13. De Vos LC, Lefrandt JD, Dullaart RP, et al. 2016. Advanced glycation end products: An emerging biomarker for adverse outcome in patients with peripheral artery disease. Atherosclerosis. 254; 291-299. Ref: https://pubmed.ncbi.nlm.nih.gov/27751506/ DOI: 10.1016/j.atherosclerosis.2016.10.012

14. Gul AL, Rahman MA, Salim A, et al. 2009. Advanced glycation end products in senile, diabetic and nondiabetic patients with cataract. J Diabetes Complications. 23; 343-348. Ref: https://pubmed.ncbi.nlm.nih.gov/18508288/ DOI: 10.1016/j.jdiacomp.2008.04.001

15. Furth A. 1997. Glycated Proteins in Diabetes. Br J Biomed Sci. 54; 192-200. Ref: https://pubmed.ncbi.nlm.nih.gov/9499597/ 

16. Sugiyama S, Miyata T, Horie K, et al. 1996. Advanced glycation end-products in diabetic nephropathy. Nephrology Dialysis Transplantation. 11: 91-94.

17. Hashim Z, Zarina S. 2011. Advanced Glycation End products in diabetic and nondiabetic human subjects suffering from Cataract.
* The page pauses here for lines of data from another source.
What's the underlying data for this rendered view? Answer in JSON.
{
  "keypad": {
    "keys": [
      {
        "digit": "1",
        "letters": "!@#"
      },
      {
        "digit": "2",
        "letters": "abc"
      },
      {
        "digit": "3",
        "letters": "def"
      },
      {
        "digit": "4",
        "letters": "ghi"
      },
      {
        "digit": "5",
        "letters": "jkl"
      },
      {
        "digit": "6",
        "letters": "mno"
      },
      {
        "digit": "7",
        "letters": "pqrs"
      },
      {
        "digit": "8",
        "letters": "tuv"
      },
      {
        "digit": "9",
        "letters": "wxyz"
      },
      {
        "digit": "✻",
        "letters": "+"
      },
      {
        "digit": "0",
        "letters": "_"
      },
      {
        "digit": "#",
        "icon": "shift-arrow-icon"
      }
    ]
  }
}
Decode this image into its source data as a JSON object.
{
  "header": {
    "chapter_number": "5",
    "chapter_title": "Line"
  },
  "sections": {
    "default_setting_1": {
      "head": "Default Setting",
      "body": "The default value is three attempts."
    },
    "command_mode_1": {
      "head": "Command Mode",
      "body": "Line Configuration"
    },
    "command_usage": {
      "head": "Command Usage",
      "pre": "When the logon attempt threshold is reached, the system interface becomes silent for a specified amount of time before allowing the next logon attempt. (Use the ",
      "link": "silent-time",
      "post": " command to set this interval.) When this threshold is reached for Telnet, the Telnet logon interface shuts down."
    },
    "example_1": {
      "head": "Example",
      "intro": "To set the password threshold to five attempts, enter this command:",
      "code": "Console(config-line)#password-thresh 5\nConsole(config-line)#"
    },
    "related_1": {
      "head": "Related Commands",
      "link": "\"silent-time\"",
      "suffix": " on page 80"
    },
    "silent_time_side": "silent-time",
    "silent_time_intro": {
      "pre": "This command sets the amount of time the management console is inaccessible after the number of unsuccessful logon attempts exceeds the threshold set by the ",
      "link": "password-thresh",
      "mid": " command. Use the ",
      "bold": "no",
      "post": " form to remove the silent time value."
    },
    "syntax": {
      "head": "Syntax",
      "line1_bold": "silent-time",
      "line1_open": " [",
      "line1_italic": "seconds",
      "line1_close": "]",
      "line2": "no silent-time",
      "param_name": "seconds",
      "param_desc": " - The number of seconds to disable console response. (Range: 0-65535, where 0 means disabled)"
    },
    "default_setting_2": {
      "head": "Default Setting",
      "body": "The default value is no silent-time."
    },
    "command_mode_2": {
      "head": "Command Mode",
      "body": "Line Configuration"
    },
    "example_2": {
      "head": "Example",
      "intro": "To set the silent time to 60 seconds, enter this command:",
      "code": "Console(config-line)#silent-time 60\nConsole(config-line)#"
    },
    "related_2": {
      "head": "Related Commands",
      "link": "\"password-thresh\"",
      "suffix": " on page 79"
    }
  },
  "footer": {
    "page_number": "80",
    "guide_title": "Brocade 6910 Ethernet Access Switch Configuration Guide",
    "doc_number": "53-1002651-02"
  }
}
Age (Dordr). 33; 377-384. Ref: https://pubmed.ncbi.nlm.nih.gov/20842534/ DOI: 10.1007/s11357-010-9177-1

18. Schleider ED, Wagner E, Nerlich AG. 1997. Increased Accumulation of the Glycoxidation Product N (epsilon)-(carboxymethyl) lysine in human tissues in diabetes and Aging. J Clin Invest. 99; 457-468. Ref: https://pubmed.ncbi.nlm.nih.gov/9022079/ DOI: 10.1172/JCI119180

19. Contreras-Luevano C, Chapman NK. 2010. Dietary Advanced Glycation End-Products and Aging. Nutrients. 2; 1247-1265. Ref: https://pubmed.ncbi.nlm.nih.gov/22254007/ DOI: 10.3390/nu2121247

20. Chappey O, Dosquet C, Wautier MP, et al. 2003. Advanced Glycation End products, oxidant stress and vascular lesions. Eur J Clin Invest. 27; 97-108. Ref: https://pubmed.ncbi.nlm.nih.gov/9061302/ DOI: 10.1046/j.1365-2362.1997.710624.x

21. Meerwaldt R, Graaff R, Oomen PH, et al. 2004. Simple non-invasive assessment of advanced glycation end- product accumulation. Diabetologia. 47; 1324-1330. Ref: https://pubmed.ncbi.nlm.nih.gov/15243705/ DOI: 10.1007/s00125-004-1451-2

22. Mulder DJ, Water TV, Lutgers HL, et al. 2006. Skin auto fluorescence, a novel marker for glycemic and oxidative stress-derived advanced glycation end products: an overview of current clinical studies, evidence, and limitations. Diabetes Technol Ther. 8; 523-35. Ref: https://pubmed.ncbi.nlm.nih.gov/17037967/ DOI: 10.1089/dia.2006.8.523

23. Jud P, Harald S. 2019. Therapeutic options to reduce AGE in patients with Diabetic Mellitus: A Review. Diabetes research and Clinical Practice. 148; 54-63. Ref: https://pubmed.ncbi.nlm.nih.gov/30500546/ DOI: 10.1016/j.diabres.2018.11.016

Uribarri J, Cai W, Ramdas M, et al. 2011. Restriction of Advanced Glycation End-Products improve Insulin Resistance in Human Type 2 Diabetes. Potential role of AGER1 and SIRT1. Diabetes Care. 34; 1610-1616. Ref: https://pubmed.ncbi.nlm.nih.gov/21709297/ DOI: 10.2337/dc11-0091 

Download Provisional PDF Here

Download PDF
Plagiarism Checker.png
Cite Factor.jpg
Semetic scholar.jpg
Academic Microsoft.jpg